• How to complete this task: Go through the entries, filter for the word "label", and copy every line that has it.

• Provided records:
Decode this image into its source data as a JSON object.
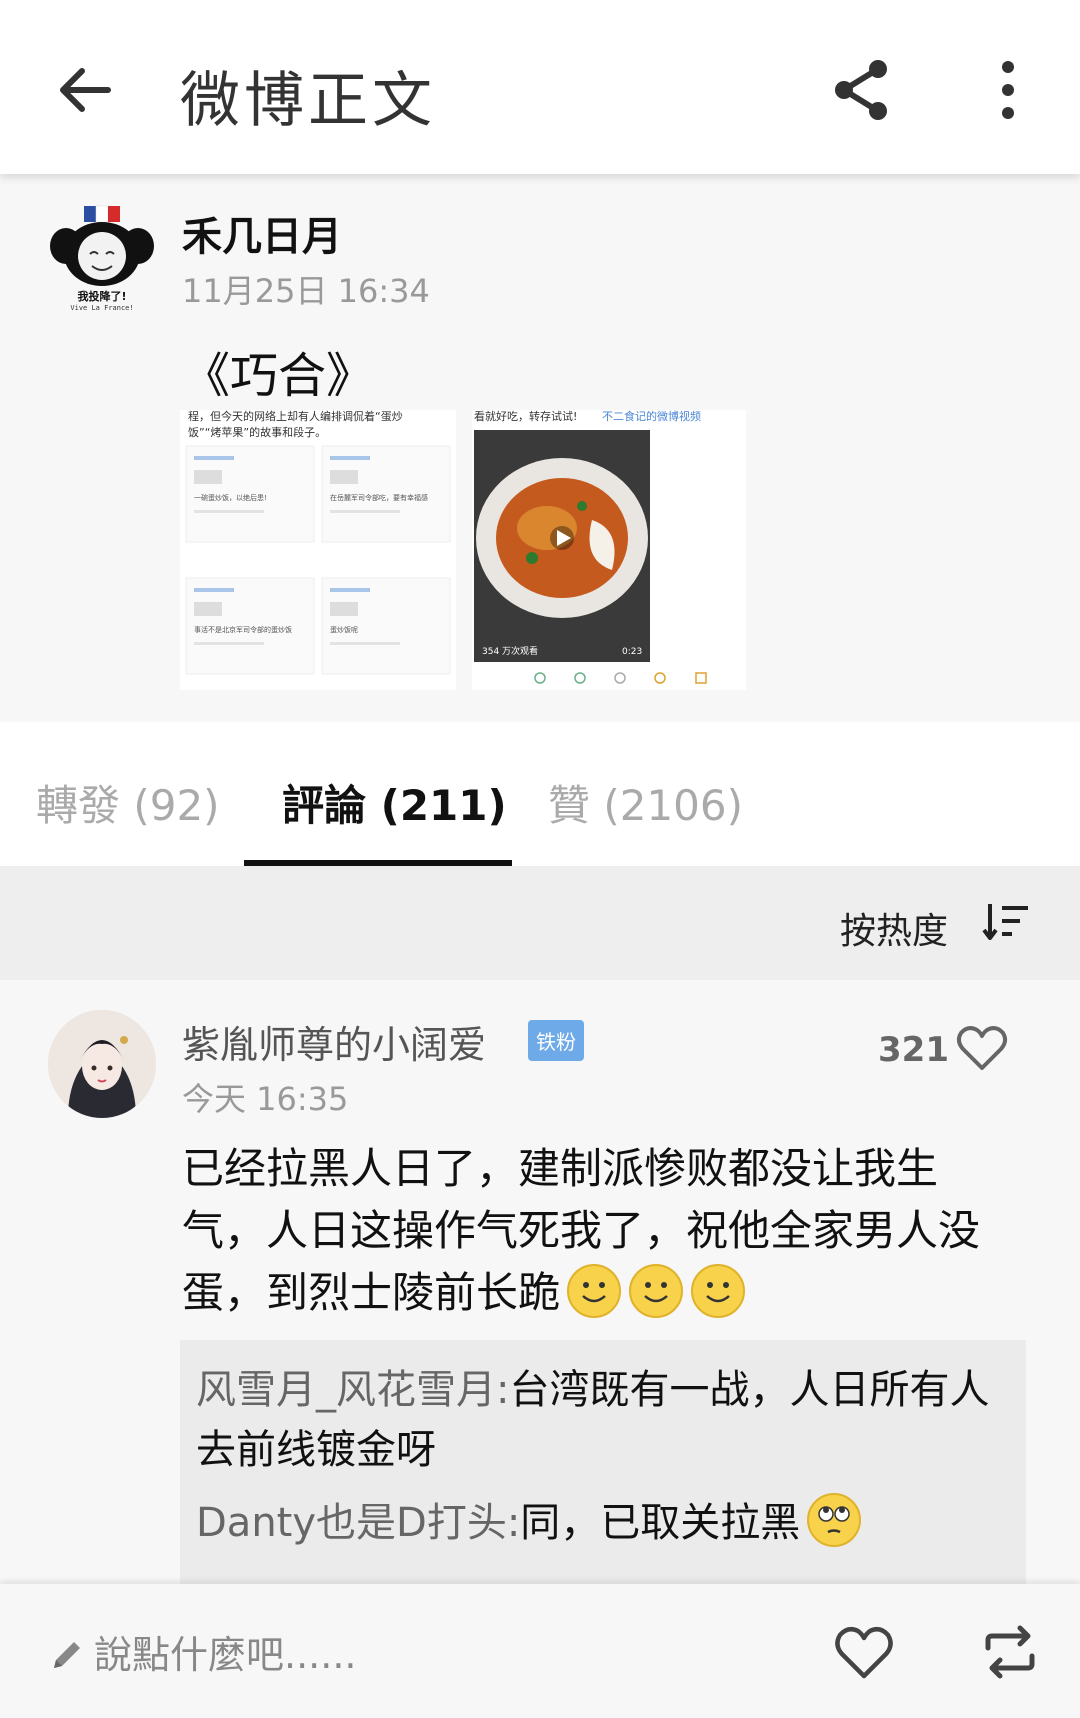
{
  "header": {
    "title": "微博正文",
    "back_icon": "arrow-left-icon",
    "share_icon": "share-icon",
    "more_icon": "more-vertical-icon"
  },
  "post": {
    "author": "禾几日月",
    "time": "11月25日 16:34",
    "text": "《巧合》",
    "avatar_caption": "我投降了!",
    "avatar_subcaption": "Vive La France!",
    "image1": {
      "text_line1": "程，但今天的网络上却有人编排调侃着“蛋炒",
      "text_line2": "饭”“烤苹果”的故事和段子。",
      "cards": [
        "一碗蛋炒饭，以绝后患!",
        "在岳麓军司令部吃，要有幸福感",
        "事活不是北京军司令部的蛋炒饭",
        "蛋炒饭呢"
      ]
    },
    "image2": {
      "caption": "看就好吃，转存试试!",
      "link": "不二食记的微博视频",
      "views": "354 万次观看",
      "duration": "0:23"
    }
  },
  "tabs": [
    {
      "label": "轉發 (92)",
      "active": false
    },
    {
      "label": "評論 (211)",
      "active": true
    },
    {
      "label": "贊 (2106)",
      "active": false
    }
  ],
  "sort": {
    "label": "按热度",
    "icon": "sort-icon"
  },
  "comment": {
    "user": "紫胤师尊的小阔爱",
    "badge": "铁粉",
    "time": "今天 16:35",
    "likes": "321",
    "text": "已经拉黑人日了，建制派惨败都没让我生气，人日这操作气死我了，祝他全家男人没蛋，到烈士陵前长跪",
    "replies": [
      {
        "user": "风雪月_风花雪月:",
        "text": "台湾既有一战，人日所有人去前线镀金呀"
      },
      {
        "user": "Danty也是D打头:",
        "text": "同，已取关拉黑"
      }
    ]
  },
  "bottom": {
    "placeholder": "說點什麼吧......",
    "like_icon": "heart-icon",
    "repost_icon": "repost-icon"
  },
  "colors": {
    "badge": "#6ea9e8",
    "active_tab": "#111111",
    "inactive_tab": "#aaaaaa"
  }
}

• Solution for this problem:
      "label": "轉發 (92)",
      "label": "評論 (211)",
      "label": "贊 (2106)",
    "label": "按热度",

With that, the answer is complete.